from The American Heritage® Dictionary of the English Language, 4th Edition
- transitive v. To make pregnant; inseminate.
- transitive v. To fertilize (an ovum, for example).
- transitive v. To fill throughout; saturate: a cotton wad that was impregnated with ether.
- transitive v. To permeate or imbue: impregnate a speech with optimism. See Synonyms at charge.
- adj. Saturated or filled.
from Wiktionary, Creative Commons Attribution/Share-Alike License
- v. To cause to become pregnant.
- v. To fertilize.
- v. To saturate, or infuse.
- v. To fill pores or spaces with a substance.
from the GNU version of the Collaborative International Dictionary of English
- transitive v. To make pregnant; to cause to conceive; to render prolific; to get with child or young.

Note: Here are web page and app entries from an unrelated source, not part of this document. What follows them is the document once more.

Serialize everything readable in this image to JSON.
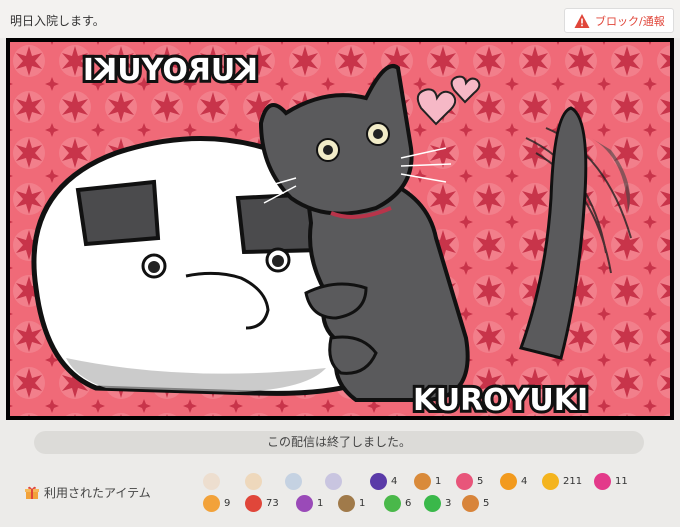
{
  "header": {
    "title": "明日入院します。",
    "report_label": "ブロック/通報"
  },
  "player": {
    "artwork_text_top": "KUROYUKI",
    "artwork_text_bottom": "KUROYUKI"
  },
  "status": {
    "ended_message": "この配信は終了しました。"
  },
  "items_section": {
    "label": "利用されたアイテム",
    "items": [
      {
        "icon": "cake-icon",
        "count": "",
        "color": "#f2c7a0",
        "dim": true
      },
      {
        "icon": "flag-icon",
        "count": "",
        "color": "#f4b46a",
        "dim": true
      },
      {
        "icon": "disc-icon",
        "count": "",
        "color": "#7fa4d8",
        "dim": true
      },
      {
        "icon": "firework-icon",
        "count": "",
        "color": "#8a7fd0",
        "dim": true
      },
      {
        "icon": "purple-firework-icon",
        "count": "4",
        "color": "#5a3aa8",
        "dim": false
      },
      {
        "icon": "bear-icon",
        "count": "1",
        "color": "#d98a3a",
        "dim": false
      },
      {
        "icon": "candy-icon",
        "count": "5",
        "color": "#e8557a",
        "dim": false
      },
      {
        "icon": "orange-icon",
        "count": "4",
        "color": "#f29a1e",
        "dim": false
      },
      {
        "icon": "balloon-icon",
        "count": "211",
        "color": "#f4b41e",
        "dim": false
      },
      {
        "icon": "pink-text-icon",
        "count": "11",
        "color": "#e33a8a",
        "dim": false
      },
      {
        "icon": "ko-icon",
        "count": "9",
        "color": "#f2a23a",
        "dim": false
      },
      {
        "icon": "megaphone-icon",
        "count": "73",
        "color": "#e0463a",
        "dim": false
      },
      {
        "icon": "shoe-icon",
        "count": "1",
        "color": "#9a4ab8",
        "dim": false
      },
      {
        "icon": "stick-icon",
        "count": "1",
        "color": "#a07a4a",
        "dim": false
      },
      {
        "icon": "glowsticks-icon",
        "count": "6",
        "color": "#4ab84a",
        "dim": false
      },
      {
        "icon": "green-text-icon",
        "count": "3",
        "color": "#3ab84a",
        "dim": false
      },
      {
        "icon": "box-icon",
        "count": "5",
        "color": "#d8843a",
        "dim": false
      }
    ]
  }
}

- transitive v. To come into contact with (an ovum or egg) so as to cause impregnation; to fertilize; to fecundate.
- transitive v. To infuse an active principle into; to render fruitful or fertile in any way; to fertilize; to imbue.
- transitive v. To infuse particles of another substance into; to communicate the quality of another to; to cause to be filled, imbued, mixed, or furnished (with something)
- intransitive v. To become pregnant.
- adj. Impregnated; made prolific.
from The Century Dictionary and Cyclopedia
- To make pregnant, as a female; cause to conceive; get with young; fertilize.
- To transmit or infuse an active principle into; fecundate; fertilize; imbue.
- To infuse into, as particles of another substance; communicate the qualities of another substance to, as (in pharmacy) by mixture, digestion, etc.; saturate.
- To become impregnated or pregnant.
- Rendered prolific or fruitful; impregnated.
from WordNet 3.0 Copyright 2006 by Princeton University. All rights reserved.
- v. infuse or fill completely
- v. fertilize and cause to grow
- v. fill, as with a certain quality
- v. make pregnant
Probably from Late Latin impraegnātus, pregnant : Latin in-, in; see in-2 + Latin praegnātus, variant of praegnās, pregnant; see pregnant1.(American Heritage® Dictionary of the English Language, Fourth Edition)